At the direction of the Rebbe, for decades he taught classes in seminal works of Chabad Chassidus like Rabbi Schneur Zalman’s Torah Ohr and Likkutei Torah, alternating between Yiddish, Russian or English depending on the crowd. He would lead farbrengens nearly every Shabbat, and many Toronto residents counted him as their personal mentor.

When Yeshivas Lubavitch Toronto opened up in a former bank building across the street from his longtime home, Aronow took on the role of unofficial mashpia (“mentor”).

Rabbi Akiva Wagner, the yeshivah’s dean, grew up in Toronto, returning to the city in the late 1990s to open the educational center.

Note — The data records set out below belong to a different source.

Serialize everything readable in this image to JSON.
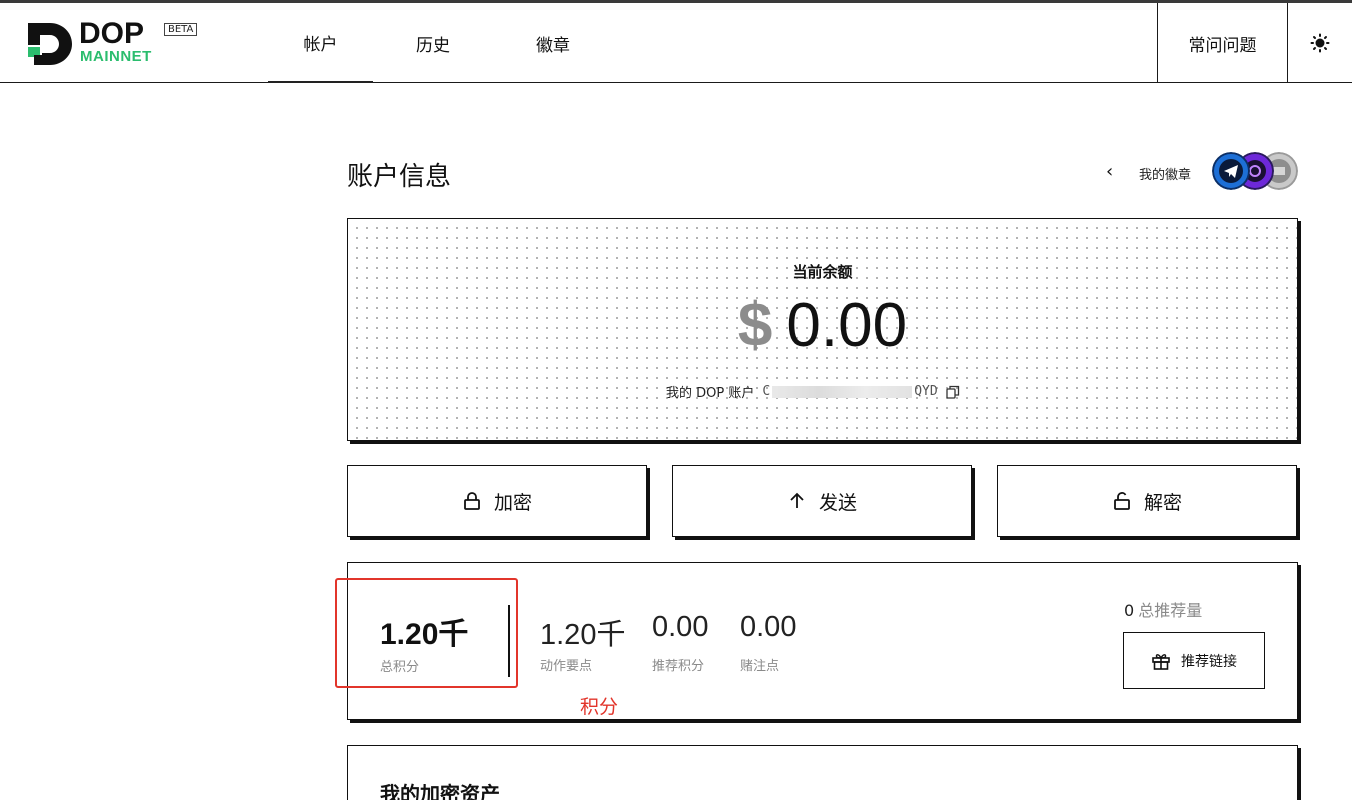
{
  "app": {
    "logo_text": "DOP",
    "network": "MAINNET",
    "beta_tag": "BETA",
    "brand_green": "#2bbd6e"
  },
  "nav": {
    "tabs": [
      {
        "label": "帐户",
        "active": true
      },
      {
        "label": "历史",
        "active": false
      },
      {
        "label": "徽章",
        "active": false
      }
    ],
    "faq_label": "常问问题",
    "theme_icon": "sun-icon"
  },
  "main": {
    "title": "账户信息",
    "badges_label": "我的徽章",
    "balance": {
      "label": "当前余额",
      "currency": "$",
      "amount": "0.00",
      "account_label": "我的 DOP 账户",
      "account_prefix": "C",
      "account_suffix": "QYD"
    },
    "actions": [
      {
        "label": "加密",
        "icon": "lock-icon"
      },
      {
        "label": "发送",
        "icon": "arrow-up-icon"
      },
      {
        "label": "解密",
        "icon": "unlock-icon"
      }
    ],
    "points": {
      "total_value": "1.20千",
      "total_label": "总积分",
      "items": [
        {
          "value": "1.20千",
          "label": "动作要点"
        },
        {
          "value": "0.00",
          "label": "推荐积分"
        },
        {
          "value": "0.00",
          "label": "赌注点"
        }
      ],
      "referral_count": "0",
      "referral_count_label": "总推荐量",
      "referral_button": "推荐链接"
    },
    "annotation": "积分",
    "assets_title": "我的加密资产"
  }
}
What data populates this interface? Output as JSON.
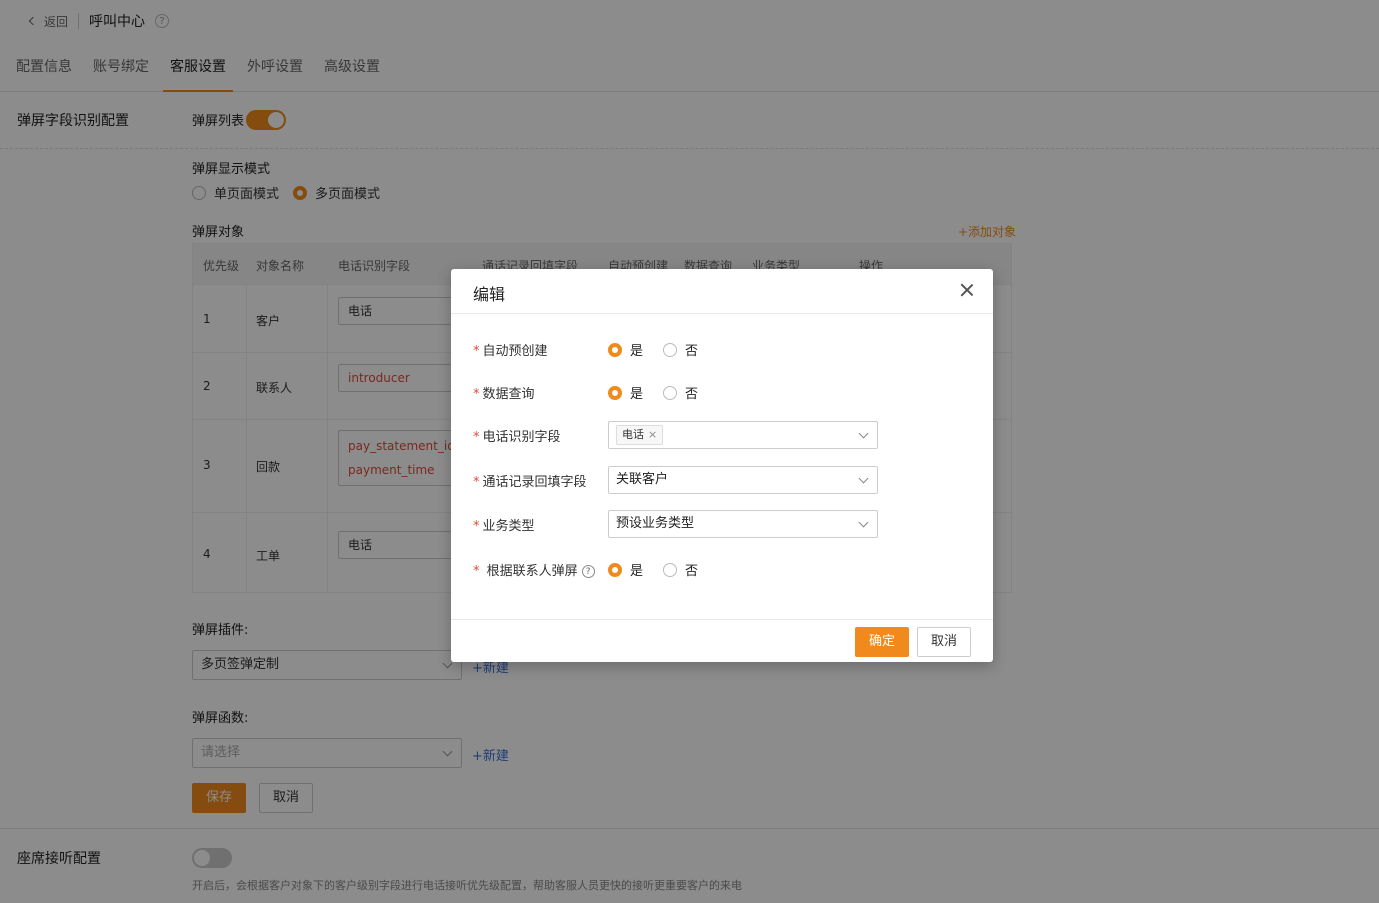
{
  "topbar": {
    "back": "返回",
    "title": "呼叫中心",
    "help": "?"
  },
  "tabs": [
    "配置信息",
    "账号绑定",
    "客服设置",
    "外呼设置",
    "高级设置"
  ],
  "popup_section": {
    "label": "弹屏字段识别配置",
    "list_label": "弹屏列表",
    "list_enabled": true,
    "display_mode_label": "弹屏显示模式",
    "display_modes": [
      "单页面模式",
      "多页面模式"
    ],
    "display_mode_selected": "多页面模式",
    "objects_label": "弹屏对象",
    "add_object": "+添加对象",
    "table": {
      "headers": [
        "优先级",
        "对象名称",
        "电话识别字段",
        "通话记录回填字段",
        "自动预创建",
        "数据查询",
        "业务类型",
        "操作"
      ],
      "rows": [
        {
          "priority": "1",
          "name": "客户",
          "phone_field": "电话"
        },
        {
          "priority": "2",
          "name": "联系人",
          "phone_field": "introducer"
        },
        {
          "priority": "3",
          "name": "回款",
          "phone_field_1": "pay_statement_id",
          "phone_field_2": "payment_time"
        },
        {
          "priority": "4",
          "name": "工单",
          "phone_field": "电话"
        }
      ]
    },
    "plugin_label": "弹屏插件:",
    "plugin_value": "多页签弹定制",
    "function_label": "弹屏函数:",
    "function_placeholder": "请选择",
    "new_link": "+新建",
    "save": "保存",
    "cancel": "取消"
  },
  "seat_section": {
    "label": "座席接听配置",
    "enabled": false,
    "hint": "开启后，会根据客户对象下的客户级别字段进行电话接听优先级配置，帮助客服人员更快的接听更重要客户的来电"
  },
  "modal": {
    "title": "编辑",
    "required_mark": "*",
    "fields": {
      "auto_create": {
        "label": "自动预创建",
        "yes": "是",
        "no": "否",
        "value": "是"
      },
      "data_query": {
        "label": "数据查询",
        "yes": "是",
        "no": "否",
        "value": "是"
      },
      "phone_field": {
        "label": "电话识别字段",
        "tag": "电话",
        "tag_close": "×"
      },
      "callback_field": {
        "label": "通话记录回填字段",
        "value": "关联客户"
      },
      "business_type": {
        "label": "业务类型",
        "value": "预设业务类型"
      },
      "by_contact": {
        "label": "根据联系人弹屏",
        "help": "?",
        "yes": "是",
        "no": "否",
        "value": "是"
      }
    },
    "confirm": "确定",
    "cancel": "取消"
  },
  "colors": {
    "accent": "#f08a1c",
    "link": "#3b6fd8",
    "required": "#e04a3a"
  }
}
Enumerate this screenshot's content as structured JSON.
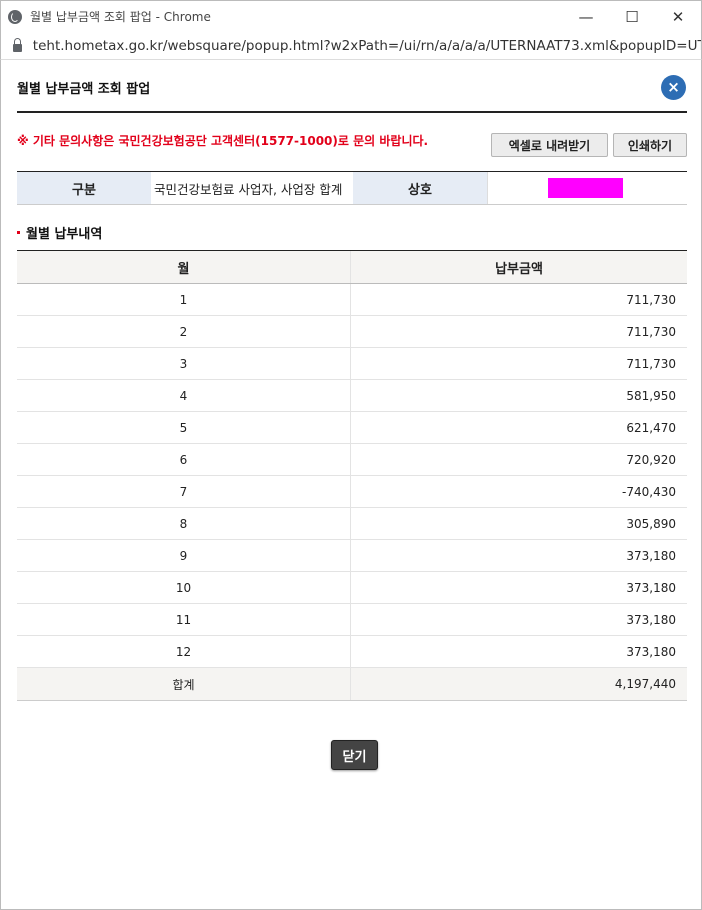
{
  "window": {
    "title": "월별 납부금액 조회 팝업 - Chrome",
    "url": "teht.hometax.go.kr/websquare/popup.html?w2xPath=/ui/rn/a/a/a/a/UTERNAAT73.xml&popupID=UT...",
    "controls": {
      "minimize": "—",
      "maximize": "☐",
      "close": "✕"
    }
  },
  "popup": {
    "title": "월별 납부금액 조회 팝업",
    "close_icon": "×",
    "notice": "※ 기타 문의사항은 국민건강보험공단 고객센터(1577-1000)로 문의 바랍니다.",
    "buttons": {
      "excel": "엑셀로 내려받기",
      "print": "인쇄하기",
      "close": "닫기"
    }
  },
  "info": {
    "category_label": "구분",
    "category_value": "국민건강보험료 사업자, 사업장 합계",
    "company_label": "상호",
    "company_value_redacted": true
  },
  "section": {
    "title": "월별 납부내역"
  },
  "table": {
    "headers": [
      "월",
      "납부금액"
    ],
    "rows": [
      {
        "month": "1",
        "amount": "711,730"
      },
      {
        "month": "2",
        "amount": "711,730"
      },
      {
        "month": "3",
        "amount": "711,730"
      },
      {
        "month": "4",
        "amount": "581,950"
      },
      {
        "month": "5",
        "amount": "621,470"
      },
      {
        "month": "6",
        "amount": "720,920"
      },
      {
        "month": "7",
        "amount": "-740,430"
      },
      {
        "month": "8",
        "amount": "305,890"
      },
      {
        "month": "9",
        "amount": "373,180"
      },
      {
        "month": "10",
        "amount": "373,180"
      },
      {
        "month": "11",
        "amount": "373,180"
      },
      {
        "month": "12",
        "amount": "373,180"
      }
    ],
    "total_label": "합계",
    "total_amount": "4,197,440"
  },
  "colors": {
    "accent_blue": "#2d6db4",
    "notice_red": "#e2001a",
    "redaction": "#ff00ff"
  }
}
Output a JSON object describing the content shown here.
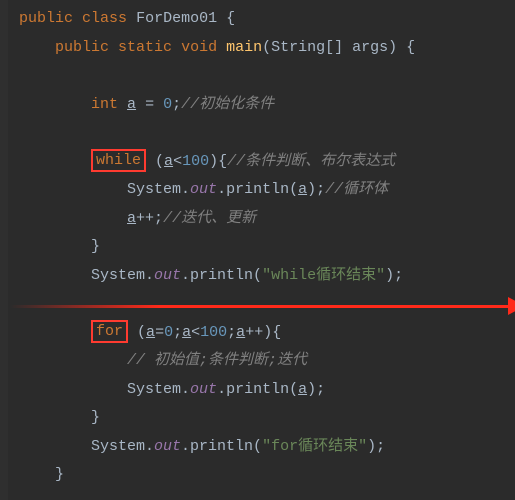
{
  "code": {
    "l1_kw1": "public",
    "l1_kw2": "class",
    "l1_cls": "ForDemo01",
    "l1_brace": " {",
    "l2_kw1": "public",
    "l2_kw2": "static",
    "l2_kw3": "void",
    "l2_method": "main",
    "l2_sig": "(String[] args) {",
    "l4_type": "int",
    "l4_var": "a",
    "l4_eq": " = ",
    "l4_val": "0",
    "l4_semi": ";",
    "l4_comment": "//初始化条件",
    "l6_kw": "while",
    "l6_open": " (",
    "l6_var": "a",
    "l6_cond": "<",
    "l6_num": "100",
    "l6_close": "){",
    "l6_comment": "//条件判断、布尔表达式",
    "l7_sys": "System.",
    "l7_out": "out",
    "l7_println": ".println(",
    "l7_var": "a",
    "l7_end": ");",
    "l7_comment": "//循环体",
    "l8_var": "a",
    "l8_op": "++;",
    "l8_comment": "//迭代、更新",
    "l9_brace": "}",
    "l10_sys": "System.",
    "l10_out": "out",
    "l10_println": ".println(",
    "l10_str": "\"while循环结束\"",
    "l10_end": ");",
    "l12_kw": "for",
    "l12_open": " (",
    "l12_var1": "a",
    "l12_eq": "=",
    "l12_n0": "0",
    "l12_s1": ";",
    "l12_var2": "a",
    "l12_lt": "<",
    "l12_n100": "100",
    "l12_s2": ";",
    "l12_var3": "a",
    "l12_inc": "++){",
    "l13_comment": "// 初始值;条件判断;迭代",
    "l14_sys": "System.",
    "l14_out": "out",
    "l14_println": ".println(",
    "l14_var": "a",
    "l14_end": ");",
    "l15_brace": "}",
    "l16_sys": "System.",
    "l16_out": "out",
    "l16_println": ".println(",
    "l16_str": "\"for循环结束\"",
    "l16_end": ");",
    "l17_brace": "}"
  }
}
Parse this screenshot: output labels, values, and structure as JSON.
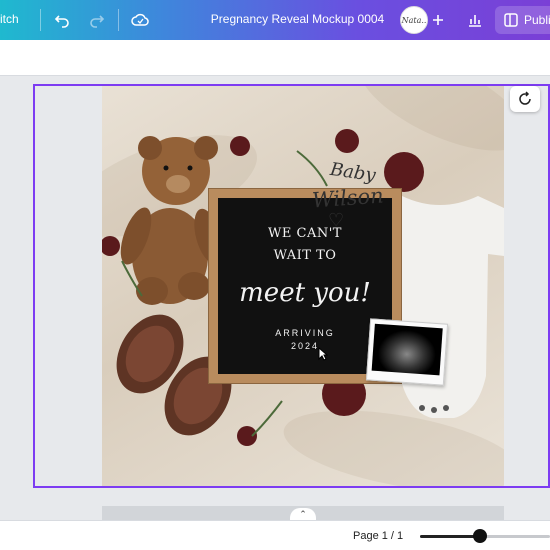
{
  "header": {
    "switch_label": "itch",
    "doc_title": "Pregnancy Reveal Mockup 0004",
    "avatar_text": "Nata..",
    "publish_label": "Publi",
    "icons": [
      "undo-icon",
      "redo-icon",
      "cloud-sync-icon",
      "plus-icon",
      "analytics-icon",
      "present-icon"
    ]
  },
  "canvas": {
    "board_line1": "WE CAN'T",
    "board_line2": "WAIT TO",
    "board_line3": "meet you!",
    "board_line4": "ARRIVING",
    "board_line5": "2024",
    "onesie_line1": "Baby",
    "onesie_line2": "Wilson",
    "onesie_heart": "♡"
  },
  "footer": {
    "page_indicator": "Page 1 / 1",
    "zoom_fraction": 0.46
  },
  "colors": {
    "selection": "#7d3cf2",
    "gradient_start": "#1fb9cf",
    "gradient_end": "#7a3fd6"
  }
}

He described Aronow as a preeminent figure throughout both stages of his life, first in his own education and then in the education of the next generations.

“One thing stuck out when seeing Rabbi Aronow. He was a true Chassid in all his essence, and that came across,” said Wagner.

“The Toronto Jewish community is extremely diverse,” he added. “Nevertheless, Rabbi Aronow was respected across the board.”

The esteem in which Rabbi Aronow was held by the entire community was on full display at a memorial service held at the end of the shiva. The crowd reflected the breadth of the Toronto community, and the rabbis on the dais represented the spectrum of the Chassidic and non-Chassidic groups in Toronto.

One after another, the speakers spoke about Aronow and the impact he had on them.

Just by “looking at Rabbi Aronow,” Rabbi Shlomo Miller, a prominent rabbinical figure in Toronto and member of the Council of Torah Sages (Moetzes Gedolei HaTorah) of Agudath Israel of America, said at the event, “one was able to gain Yiras Shomayim [fear of Heaven.]”

Rabbi Mendel Aronow was predeceased this year by his wife, Golda, on May 1 (19 Iyar).

They are survived by their children; Mrs. Brina Langsam (Brooklyn, N.Y.); Mrs. Brocha Wilhelm (Toronto, Ontario); Rabbi Yosef Aronow (Kfar Chabad, Israel); Mrs. Esther Rochel Moscowitz (Chicago); Rabbi Zelik Aronow (Florida); Mrs. Shternie Notik (Chicago); as well as many grandchildren, great-grandchildren and great-great-grandchildren.

Learning with a grandson, Shmuel Dovid Wilhelm.
Learning with a grandson, Shmuel Dovid Wilhelm.
Giving a class in Likkutei Torah shiur in his home in recent years.
Giving a class in Likkutei Torah shiur in his home in recent years.
With a great grandson, Yakov Notik, at his sofer’s table.
With a great grandson, Yakov Notik, at his sofer’s table.
Learning with great grandson Tzvi Moscowitz.
Learning with great grandson Tzvi Moscowitz.
Rabbi Mendel Aronow
Rabbi Mendel Aronow